BWW Review: COSI FAN TUTTE at KC Lyric Opera
An odd duck, this Cosi Fan Tutte (fig. "They [women] are all like that"), when viewed through modern eyes. Written as a "Take That" to the romantic idealism prevalent then (and now) - the constant lover, unsullied by temptation, unable even to think of loving another. Mozart and his librettist Lorenzo Da Ponte take great delight in hurling such notions to the ground and dancing on them. In the nicest possible way, of course.
In Naples, two sisters Fiordiligi (Rebecca Farley, Sopr) and Dorabella (Daniela Mack, Mez) are deeply in love with soldiers Guglielmo (John Viscardi, bar) and Ferrando (Alasdair Kent, ten). Don Alfonso (Patrick Carfizzi, bar), a man of the world, implies to the two men that their sweethearts are perhaps not as steadfast as they imagine. Incensed, they challenge him to prove it. He has them pretend to march off to war, and woo the two girls in disguise as "Albanians". Within a day, the men (with a little unwitting help from the girls' maid Despina (Maureen McKay, sopr)) find themselves all too successful, and in danger of losing more than just their bet.
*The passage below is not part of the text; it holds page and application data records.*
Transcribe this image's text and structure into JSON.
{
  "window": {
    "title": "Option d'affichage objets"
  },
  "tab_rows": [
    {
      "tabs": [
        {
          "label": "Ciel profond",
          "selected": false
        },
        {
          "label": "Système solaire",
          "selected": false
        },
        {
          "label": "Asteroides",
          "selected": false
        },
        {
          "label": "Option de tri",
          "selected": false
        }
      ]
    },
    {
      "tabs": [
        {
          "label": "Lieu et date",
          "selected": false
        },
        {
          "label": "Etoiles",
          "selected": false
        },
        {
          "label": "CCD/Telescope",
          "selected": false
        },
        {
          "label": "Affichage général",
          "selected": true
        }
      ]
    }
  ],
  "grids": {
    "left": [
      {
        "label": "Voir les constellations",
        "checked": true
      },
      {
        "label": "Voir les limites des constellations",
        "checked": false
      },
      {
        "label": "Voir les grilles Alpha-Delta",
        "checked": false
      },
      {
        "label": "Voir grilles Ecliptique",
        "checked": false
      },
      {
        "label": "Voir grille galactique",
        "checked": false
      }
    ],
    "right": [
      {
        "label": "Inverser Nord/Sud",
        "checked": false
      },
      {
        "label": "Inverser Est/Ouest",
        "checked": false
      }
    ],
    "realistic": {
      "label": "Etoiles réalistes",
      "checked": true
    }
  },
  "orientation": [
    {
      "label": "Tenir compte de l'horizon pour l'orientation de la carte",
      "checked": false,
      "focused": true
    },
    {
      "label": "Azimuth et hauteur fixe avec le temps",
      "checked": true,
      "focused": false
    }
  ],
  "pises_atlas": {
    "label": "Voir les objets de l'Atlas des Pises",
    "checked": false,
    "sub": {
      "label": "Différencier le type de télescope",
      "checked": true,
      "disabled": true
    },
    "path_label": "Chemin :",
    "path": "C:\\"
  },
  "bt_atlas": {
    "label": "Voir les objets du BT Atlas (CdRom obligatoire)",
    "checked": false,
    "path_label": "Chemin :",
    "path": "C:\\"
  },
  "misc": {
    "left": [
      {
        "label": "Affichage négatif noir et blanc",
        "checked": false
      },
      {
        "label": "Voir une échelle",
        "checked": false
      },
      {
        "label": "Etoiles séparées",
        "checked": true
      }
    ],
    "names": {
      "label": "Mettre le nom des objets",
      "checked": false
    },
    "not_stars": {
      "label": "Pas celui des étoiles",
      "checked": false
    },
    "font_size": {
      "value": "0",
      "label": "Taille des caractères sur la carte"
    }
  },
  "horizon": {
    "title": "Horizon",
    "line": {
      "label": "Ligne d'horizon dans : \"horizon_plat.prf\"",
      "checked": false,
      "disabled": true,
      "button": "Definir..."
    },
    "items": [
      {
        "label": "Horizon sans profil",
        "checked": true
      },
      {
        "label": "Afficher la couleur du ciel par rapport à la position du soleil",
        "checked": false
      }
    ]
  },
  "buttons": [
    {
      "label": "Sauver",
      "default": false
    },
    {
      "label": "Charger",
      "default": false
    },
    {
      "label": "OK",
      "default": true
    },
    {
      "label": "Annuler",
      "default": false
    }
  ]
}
The production, originally from the San Francisco Opera, is quite a good one. The belle epoque setting goes awfully well with the material, and the costuming is particularly impressive, especially during the wedding sequence near the end. Really the whole production has a marvellous stylized look about it. The music was under the visiting baton of Jane Glover, CBE, which was rather a treat. We did seem to pick up one or two "oopses" in the music, but no real klinkers.
The principals all turned in fine performances: this reviewer particularly enjoyed hearing Kent & Viscardi together, as their voices blend quite nicely (actually, Guglielmo is traditionally a bass, but Viscardi definitely made the case for baritones last night). Ms. Mack has a fine mezzo voice, and dove right into the "buffa" moments when the story demanded it: see her rendering of "Smanie implacabili". Ms. Farley's rendering of "Per pietà, ben mio, perdona" was a particular treat. And Maureen McKay's job of bringing Despina to life easily made her an audience favorite.
Da Ponte was also the librettist behind Le Nozze di Figaro and Don Giovanni, so it is not surprising to see some of his favorite devices cropping up here. His approach to romance is playful when it's not outright cynical. Lots of mix-ups and surprises. And of course Da Ponte always loves his wily servants, with Despina joining Leporello, Figaro, and so many others throughout the opera world.
So. What is the modern viewer to make of Cosi? A story based on the fickleness of women, engineered by the deception of men, and ending with the moral that you're not going to find anyone better, so you might as well go ahead and love the one with you're with. An eyebrow raiser, to be sure. The humor is the saving grace here: it is so clearly not meant to be taken seriously, so anything that might get one's righteous dander up can easily be laughed away. Of course, this has not always been the case: in the Victorian era, Cosi was often presented in a bowdlerized version, if it was presented at all. And while it does show its age, this reviewer feels that we are sufficiently distant from it, that we can take it on its own terms and laugh without guilt.
A quick note about Despina. She occupies an odd place in the story: bribed by Don Alfonso to set up her mistresses with these "Albanians", she is used by him as part of the plot while never actually being privy to it. A trickster and victim of trickery at once, in fact. In the end of this production, she is literally sent packing. It may have been Ms McKay's sympathetic performance, but one found oneself feeling sorry that she seemed to be the only one to receive any lasting consequences. Indeed Don Alfonso, the instigator of the whole mess, walks away with no more than a slap. One is tempted to use this as a jumping off point for a polemic on the unequal dispensation of justice by social class, but - no. One must forbear. After all, when all is said and done, this is buffa. And the thing about buffa is... well, "they're all like that".